Following the emergency response to deal with contaminated drinking water in San Salvador, IHE Delft lecturer, Gerald Corzo Perez, has been telling us about the mission.
“The emergency happened due to a record low flow in an early dry season” says Corzo, a civil engineer and expert in hydroinformatics. “But this year it came early and the system couldn’t cope. The chemicals from this bloom weren’t toxic,” Corzo added, “but they make drinking water smell and taste unpalatable.”
Corzo and his collaborators Luuk Rietveld from TU Delft, and Hector Angarita of the Stokholm Environment Institute (SEI) were able to rapidly assess the water systems flowing into the San Salvador treatment plant. Building models based on 40 years of water discharge data they identified the sources of the problem and worked out the best points at which to tackle it. Their findings showed that a combination of low water levels, agricultural chemicals and hydroelectric power generation further upstream had contributed to high rates of algal growth.
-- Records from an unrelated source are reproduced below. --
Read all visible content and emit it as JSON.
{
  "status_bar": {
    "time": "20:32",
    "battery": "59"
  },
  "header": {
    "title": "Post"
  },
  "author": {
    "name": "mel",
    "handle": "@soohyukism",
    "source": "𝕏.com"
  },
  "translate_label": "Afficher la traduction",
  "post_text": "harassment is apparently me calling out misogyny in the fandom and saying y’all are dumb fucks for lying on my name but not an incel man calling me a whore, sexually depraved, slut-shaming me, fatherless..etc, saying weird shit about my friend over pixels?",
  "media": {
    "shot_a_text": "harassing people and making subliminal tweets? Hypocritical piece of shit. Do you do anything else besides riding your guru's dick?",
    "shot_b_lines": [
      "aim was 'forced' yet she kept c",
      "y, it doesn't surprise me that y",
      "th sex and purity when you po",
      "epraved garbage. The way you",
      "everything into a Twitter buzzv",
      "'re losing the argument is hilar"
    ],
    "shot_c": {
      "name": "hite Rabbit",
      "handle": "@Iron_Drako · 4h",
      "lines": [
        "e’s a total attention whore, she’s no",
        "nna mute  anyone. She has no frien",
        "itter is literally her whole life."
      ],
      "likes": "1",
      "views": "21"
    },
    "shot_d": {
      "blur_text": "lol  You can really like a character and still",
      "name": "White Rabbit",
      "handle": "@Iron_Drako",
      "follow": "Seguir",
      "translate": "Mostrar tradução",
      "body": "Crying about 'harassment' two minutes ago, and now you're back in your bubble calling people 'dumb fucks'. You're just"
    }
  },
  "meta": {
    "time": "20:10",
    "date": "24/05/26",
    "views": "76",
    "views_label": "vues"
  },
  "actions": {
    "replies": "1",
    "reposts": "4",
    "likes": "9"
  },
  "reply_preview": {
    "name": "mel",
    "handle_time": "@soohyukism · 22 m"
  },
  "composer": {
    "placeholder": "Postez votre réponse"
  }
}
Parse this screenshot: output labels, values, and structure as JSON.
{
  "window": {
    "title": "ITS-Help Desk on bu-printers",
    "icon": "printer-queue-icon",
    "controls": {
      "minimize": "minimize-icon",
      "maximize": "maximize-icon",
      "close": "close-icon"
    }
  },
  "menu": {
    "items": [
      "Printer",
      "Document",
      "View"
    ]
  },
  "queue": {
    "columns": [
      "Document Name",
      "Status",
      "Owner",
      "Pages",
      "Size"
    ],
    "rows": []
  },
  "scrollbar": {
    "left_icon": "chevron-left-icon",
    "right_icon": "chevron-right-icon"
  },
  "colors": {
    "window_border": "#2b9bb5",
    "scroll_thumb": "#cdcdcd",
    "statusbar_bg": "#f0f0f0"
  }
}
“The solution in the short-term is to use activated carbon to effectively filter out the chemicals from the algae, and to re-schedule the releases from the upstream reservoir,” says Corzo. “In the longer term, with climate change leading to more and earlier droughts, the solution will be to think on a better IWRM strategy, from nature based solutions, to the improvement of the water monitoring and expand the capacity of the water treatment plant to better deal with blooms as they arise.”
IHE Delft, TU Delft and SEI will continue to work with the El Salvador government in the coming months, both to monitor the efforts to deal with the latest bloom and to assist in preparing for the future.